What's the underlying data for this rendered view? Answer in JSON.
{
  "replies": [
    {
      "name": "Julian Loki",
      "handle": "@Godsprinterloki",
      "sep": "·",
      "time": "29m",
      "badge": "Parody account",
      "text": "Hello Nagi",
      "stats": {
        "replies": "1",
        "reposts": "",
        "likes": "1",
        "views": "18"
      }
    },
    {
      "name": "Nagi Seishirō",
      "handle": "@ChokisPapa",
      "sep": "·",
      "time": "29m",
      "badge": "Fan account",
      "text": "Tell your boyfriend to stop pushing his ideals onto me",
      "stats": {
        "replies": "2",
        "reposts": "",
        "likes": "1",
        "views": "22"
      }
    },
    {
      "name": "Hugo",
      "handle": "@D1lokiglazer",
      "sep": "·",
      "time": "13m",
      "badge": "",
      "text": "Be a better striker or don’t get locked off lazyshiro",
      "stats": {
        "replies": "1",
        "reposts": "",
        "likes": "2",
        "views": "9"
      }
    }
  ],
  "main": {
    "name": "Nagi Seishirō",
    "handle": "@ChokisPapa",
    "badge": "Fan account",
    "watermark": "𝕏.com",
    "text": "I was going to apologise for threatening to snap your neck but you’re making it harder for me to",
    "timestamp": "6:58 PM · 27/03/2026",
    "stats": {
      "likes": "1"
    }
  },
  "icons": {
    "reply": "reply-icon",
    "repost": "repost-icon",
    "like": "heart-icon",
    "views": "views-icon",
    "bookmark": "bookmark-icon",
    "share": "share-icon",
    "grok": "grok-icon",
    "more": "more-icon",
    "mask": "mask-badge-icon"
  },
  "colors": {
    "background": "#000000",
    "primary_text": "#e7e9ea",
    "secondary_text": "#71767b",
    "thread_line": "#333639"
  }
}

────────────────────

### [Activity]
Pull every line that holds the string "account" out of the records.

### [Completed exercise]
      "badge": "Parody account",
      "badge": "Fan account",
    "badge": "Fan account",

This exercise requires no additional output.